I for one, love this ending. It's left up for interpretation. Not in the fashion of Pan's Labyrinth where you decide if she was a real princess, or she was hallucinating while she died. The Grey leaves you thinking of the story that comes after that final scene. Depending on what you believe the film is about, and what your impression was of it as a whole, you may think that he died without a chance, simply because Alaska's super-wolves suck and they are too powerful anyway, or you could believe that he did kill the alpha, and he was saved afterwards. My personal ending?
The ending that I thought of, was that Ottway was successful in fighting the Alpha. However, this fight was so severe, that even though he did kill the alpha, the injuries he sustained ended up killing him, and the last thought would be seeing his wife again. It might be a little cliche, but that's what I think happened.
I love this movie, but there was one thing that was missing from me wanting to marry it. I have no idea what it is though. I'm thinking it was possibly the one scene where they leap over a cliff to climb down some trees to safety. They lost a character, and it wouldn't have helped them anyway, except maybe an hour's worth of time making their way down the cliff. Did that make me hate it? Of course not.
Normal Rating - 4.5
Spill Rating - Full Price
I hope you guys enjoyed this review, and if you're reading this on Spill, this would be the first you've seen of me. If you have any constructive criticism, I am very open to it. I'd like to keep this as a positive hobby.
In celebrating my 19th birthday, I'll be seeing Chronicle with my family.
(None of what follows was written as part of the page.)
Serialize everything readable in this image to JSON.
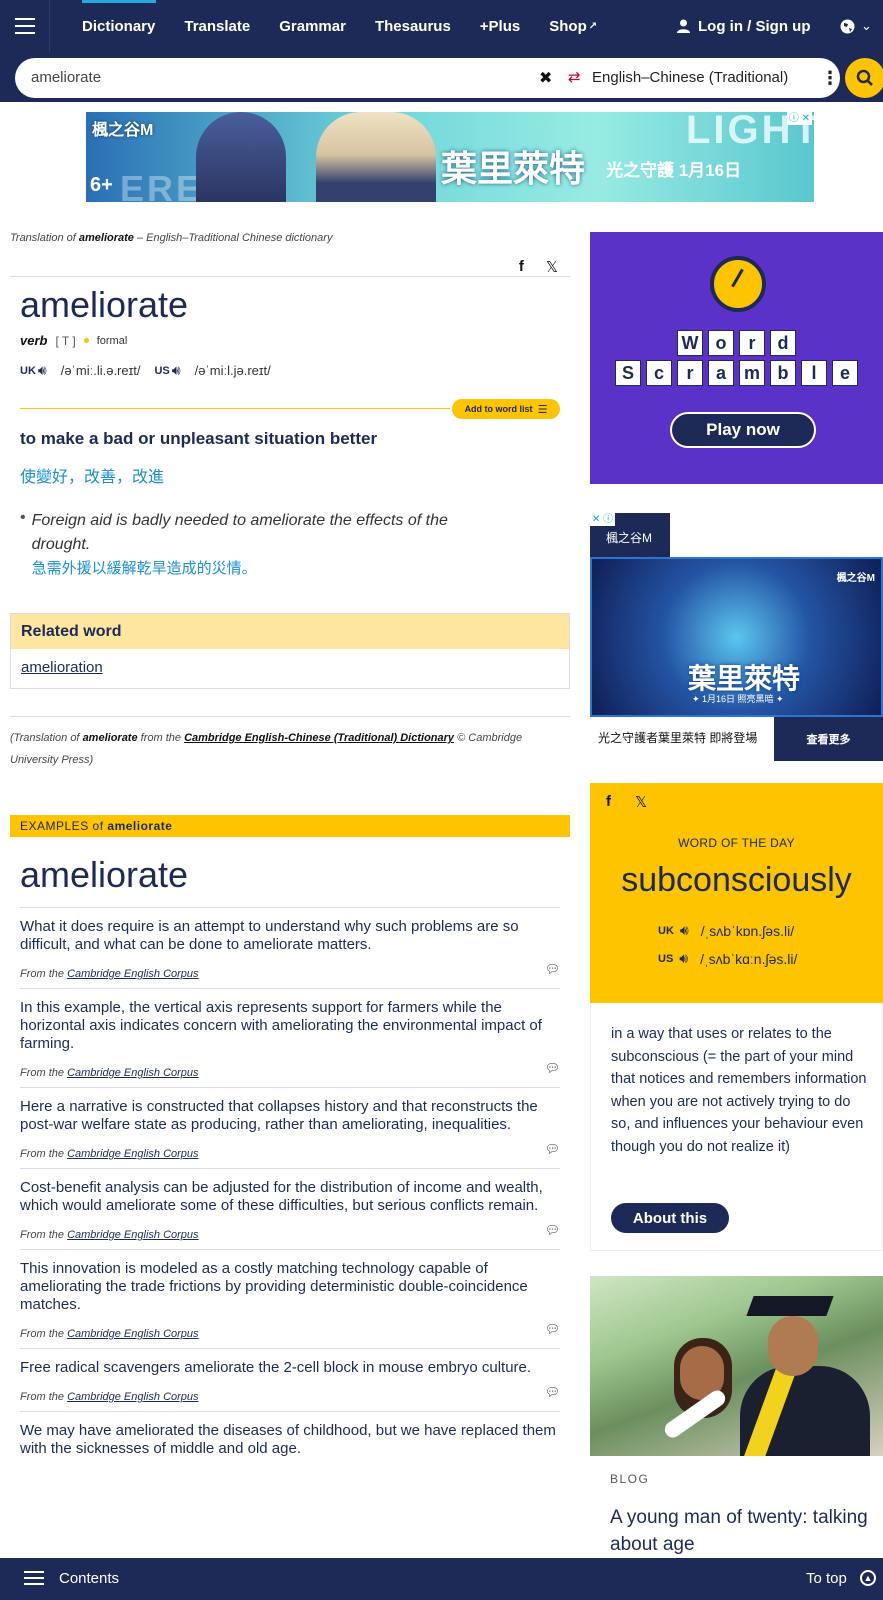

I'll do a review of that too, simply cause I wanna do it. Until then, talk to you later.